In my previous post, I talked about the tightness and value of B/X from a purely gamist point of view, and how its rules setup makes some elements of setting design a bit difficult when considered from the perspective of realism (or at least, verisimilitude). The biggest element of this is race-as-class, which has some odd implications in terms of the "monster" lists; there are no 0-level dwarves, elves, or halflings (as there are "Normal Men"), so should the DM and/or players assume that every elf they meet - from the mighty Lord-Wizard (or Lady-Maga) to the humble giant-mushroom gardener - can use any weapon, wear any armor, and cast a 1st-level arcane spell?
JB of B/X Blackrazor has talked about how this idea tends to restrict play to focus on characters as archetypes rather than special snowflakes. This can certainly be a good thing, depending on the kind of campaign one is running, but I've been trying to nudge my players out of their usual goofy, jokey idea of the game into one where they can become emotionally invested - where things like wonder can genuinely happen, even in a world where humans can shoot magic homing arrows out of their fingertips.
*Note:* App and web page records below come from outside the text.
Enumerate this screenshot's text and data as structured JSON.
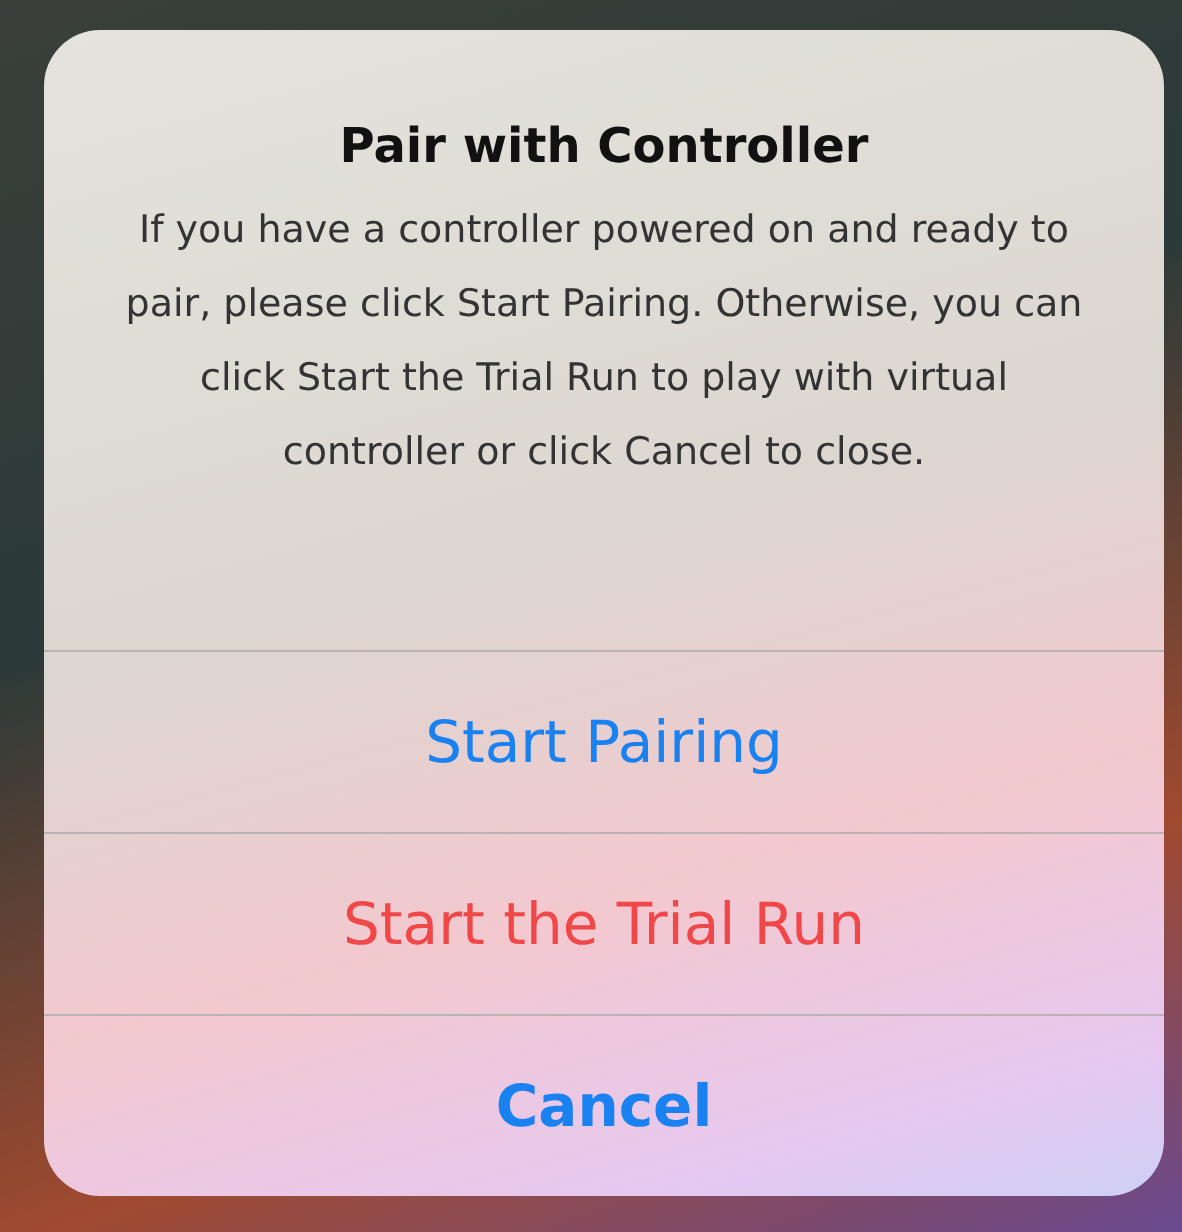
{
  "alert": {
    "title": "Pair with Controller",
    "message": "If you have a controller powered on and ready to pair, please click Start Pairing. Otherwise, you can click Start the Trial Run to play with virtual controller or click Cancel to close.",
    "actions": [
      {
        "label": "Start Pairing",
        "kind": "default"
      },
      {
        "label": "Start the Trial Run",
        "kind": "destructive"
      },
      {
        "label": "Cancel",
        "kind": "cancel"
      }
    ]
  }
}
I was reading through the recent posts on Playing D&D With Porn Stars (NSFW in places, obviously) when I came across this article, submitted by a different author for a contest. The first mini-article talks about how all fantasy elves since Tolkien (and even more so since D&D) are essentially the same; when one imagines an elf, one usually imagines Legolas; older viewers might (gods help you) think of Crow from Hawk the Slayer. But is that what one is aiming for?
I've spent the past few weeks working, as school permits, on some more detailed ethnic breakdowns for my campaign world. Before the Kingdom took over a third of the Continent, there were at least five very different cultures of humans; some of them still survive in rural areas, but for the most part they have been absorbed into one cosmopolitan whole (much like the way that there's not much difference between Southerners, New Englanders, Midwesterners, and Pacific Northwesterners when you look at the larger cities). Polar humans are still functionally human, and have the same set of capabilities as Steppe or Occidental humans, but there are subtle cultural distinctions that separate them in relatively minor ways.
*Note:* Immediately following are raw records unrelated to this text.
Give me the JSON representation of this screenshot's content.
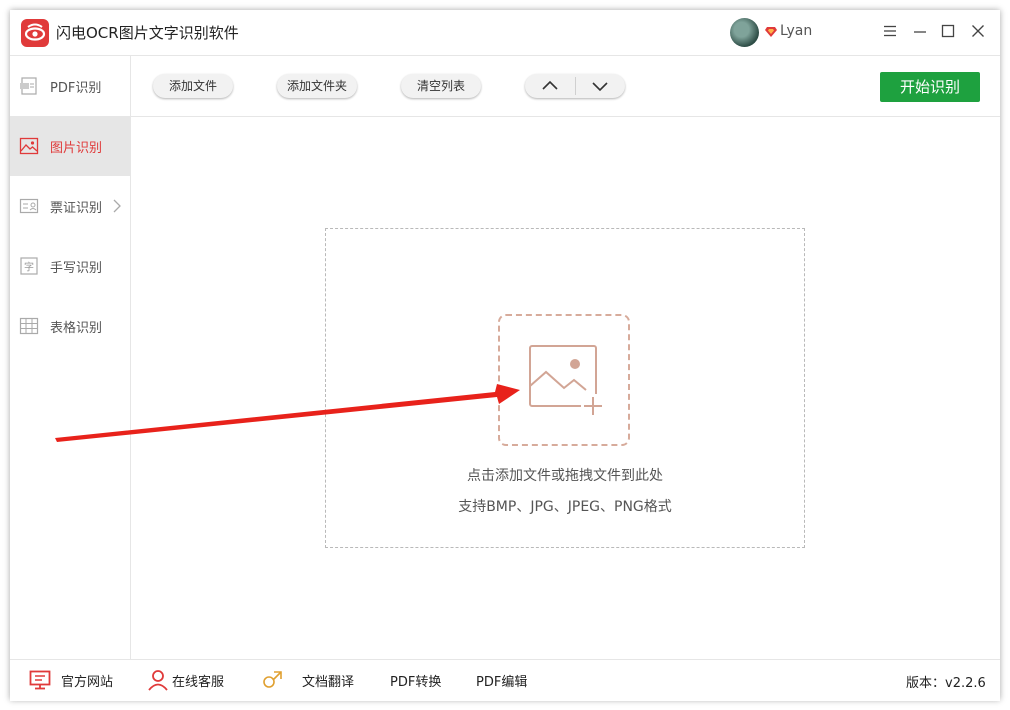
{
  "app": {
    "title": "闪电OCR图片文字识别软件",
    "username": "Lyan",
    "icons": {
      "logo": "eye-logo-icon",
      "vip": "diamond-vip-icon",
      "menu": "menu-icon",
      "minimize": "minimize-icon",
      "maximize": "maximize-icon",
      "close": "close-icon"
    },
    "accent_color": "#e03a3a",
    "start_color": "#1ea13f"
  },
  "sidebar": {
    "items": [
      {
        "label": "PDF识别",
        "icon": "pdf-doc-icon"
      },
      {
        "label": "图片识别",
        "icon": "image-icon"
      },
      {
        "label": "票证识别",
        "icon": "id-card-icon"
      },
      {
        "label": "手写识别",
        "icon": "handwriting-icon"
      },
      {
        "label": "表格识别",
        "icon": "table-icon"
      }
    ],
    "active_index": 1
  },
  "toolbar": {
    "add_file": "添加文件",
    "add_folder": "添加文件夹",
    "clear_list": "清空列表",
    "move_up_icon": "chevron-up-icon",
    "move_down_icon": "chevron-down-icon",
    "start": "开始识别"
  },
  "dropzone": {
    "icon": "add-image-icon",
    "line1": "点击添加文件或拖拽文件到此处",
    "line2": "支持BMP、JPG、JPEG、PNG格式"
  },
  "statusbar": {
    "website": "官方网站",
    "support": "在线客服",
    "translate": "文档翻译",
    "pdf_convert": "PDF转换",
    "pdf_edit": "PDF编辑",
    "version": "版本：v2.2.6"
  }
}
I've also been doing this for the other sentient races. Orcs are no longer monolithic; I have a tribe of extreme Lawful orcs (somewhat based on the samurai), a tribe of basically Neutral ones (who mostly want to be left alone, or at least to be rewarded for their time and labor), and a tribe of extremely Chaotic ones (who are inherently evil, but it's not genetic - they've developed neurological disorders from their habit of cannibalism). Slowly, I've been doing the same thing for dwarves, elves, gnomes, goblins, halflings, hobgoblins, etc.
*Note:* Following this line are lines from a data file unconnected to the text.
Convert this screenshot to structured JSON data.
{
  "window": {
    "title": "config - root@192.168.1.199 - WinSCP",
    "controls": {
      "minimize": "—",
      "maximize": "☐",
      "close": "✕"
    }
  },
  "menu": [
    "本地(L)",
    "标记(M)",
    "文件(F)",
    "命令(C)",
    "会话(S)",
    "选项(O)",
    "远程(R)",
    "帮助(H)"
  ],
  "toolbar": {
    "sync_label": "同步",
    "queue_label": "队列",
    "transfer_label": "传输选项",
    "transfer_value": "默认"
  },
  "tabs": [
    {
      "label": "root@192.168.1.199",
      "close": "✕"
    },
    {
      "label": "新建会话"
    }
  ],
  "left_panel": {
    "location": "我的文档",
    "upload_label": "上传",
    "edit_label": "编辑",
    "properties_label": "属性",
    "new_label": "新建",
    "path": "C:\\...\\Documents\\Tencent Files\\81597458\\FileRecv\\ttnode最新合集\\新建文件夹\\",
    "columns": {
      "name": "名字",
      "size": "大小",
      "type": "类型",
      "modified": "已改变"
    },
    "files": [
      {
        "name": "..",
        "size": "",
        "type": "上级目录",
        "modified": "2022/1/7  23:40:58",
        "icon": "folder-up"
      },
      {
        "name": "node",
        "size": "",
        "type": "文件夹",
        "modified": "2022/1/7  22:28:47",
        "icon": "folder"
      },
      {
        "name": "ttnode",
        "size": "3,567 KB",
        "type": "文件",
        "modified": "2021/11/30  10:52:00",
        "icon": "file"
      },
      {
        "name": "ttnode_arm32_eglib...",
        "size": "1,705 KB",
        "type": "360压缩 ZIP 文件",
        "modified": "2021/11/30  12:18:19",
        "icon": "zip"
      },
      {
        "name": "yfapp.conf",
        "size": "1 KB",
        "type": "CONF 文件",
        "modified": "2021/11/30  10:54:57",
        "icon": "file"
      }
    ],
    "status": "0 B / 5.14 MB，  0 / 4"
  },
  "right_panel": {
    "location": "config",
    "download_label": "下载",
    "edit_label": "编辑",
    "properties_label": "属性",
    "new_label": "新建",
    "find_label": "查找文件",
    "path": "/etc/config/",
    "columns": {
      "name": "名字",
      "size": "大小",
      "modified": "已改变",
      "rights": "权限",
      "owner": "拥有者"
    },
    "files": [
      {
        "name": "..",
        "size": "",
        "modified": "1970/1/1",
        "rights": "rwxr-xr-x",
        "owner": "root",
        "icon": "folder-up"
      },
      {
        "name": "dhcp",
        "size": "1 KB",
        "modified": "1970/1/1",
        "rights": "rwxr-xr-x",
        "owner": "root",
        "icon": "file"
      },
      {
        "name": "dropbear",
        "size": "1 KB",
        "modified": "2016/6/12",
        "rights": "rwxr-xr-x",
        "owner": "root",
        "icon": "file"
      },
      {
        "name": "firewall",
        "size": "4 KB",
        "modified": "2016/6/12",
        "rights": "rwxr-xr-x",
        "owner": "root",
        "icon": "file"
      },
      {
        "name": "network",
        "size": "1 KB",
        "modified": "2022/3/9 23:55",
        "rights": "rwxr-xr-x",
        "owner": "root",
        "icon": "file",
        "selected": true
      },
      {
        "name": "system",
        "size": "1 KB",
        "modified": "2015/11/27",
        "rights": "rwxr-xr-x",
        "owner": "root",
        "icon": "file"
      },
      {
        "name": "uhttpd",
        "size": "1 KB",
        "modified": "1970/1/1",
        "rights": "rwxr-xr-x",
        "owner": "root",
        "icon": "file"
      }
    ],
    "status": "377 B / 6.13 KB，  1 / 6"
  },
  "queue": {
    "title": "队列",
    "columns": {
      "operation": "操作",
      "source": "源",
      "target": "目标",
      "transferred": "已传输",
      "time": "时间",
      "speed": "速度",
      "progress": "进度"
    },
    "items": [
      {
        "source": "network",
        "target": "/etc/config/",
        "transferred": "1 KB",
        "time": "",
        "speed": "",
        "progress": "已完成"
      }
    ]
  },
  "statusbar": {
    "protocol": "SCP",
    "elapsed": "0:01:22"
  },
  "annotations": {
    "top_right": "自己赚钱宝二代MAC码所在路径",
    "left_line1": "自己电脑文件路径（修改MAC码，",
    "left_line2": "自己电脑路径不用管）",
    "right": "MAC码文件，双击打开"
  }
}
The challenge now is to convey this information to my players without forcing them to slog through the 25 AES Census and History of the Kingdom. My next set of adventures should help, if I have a chance to run them.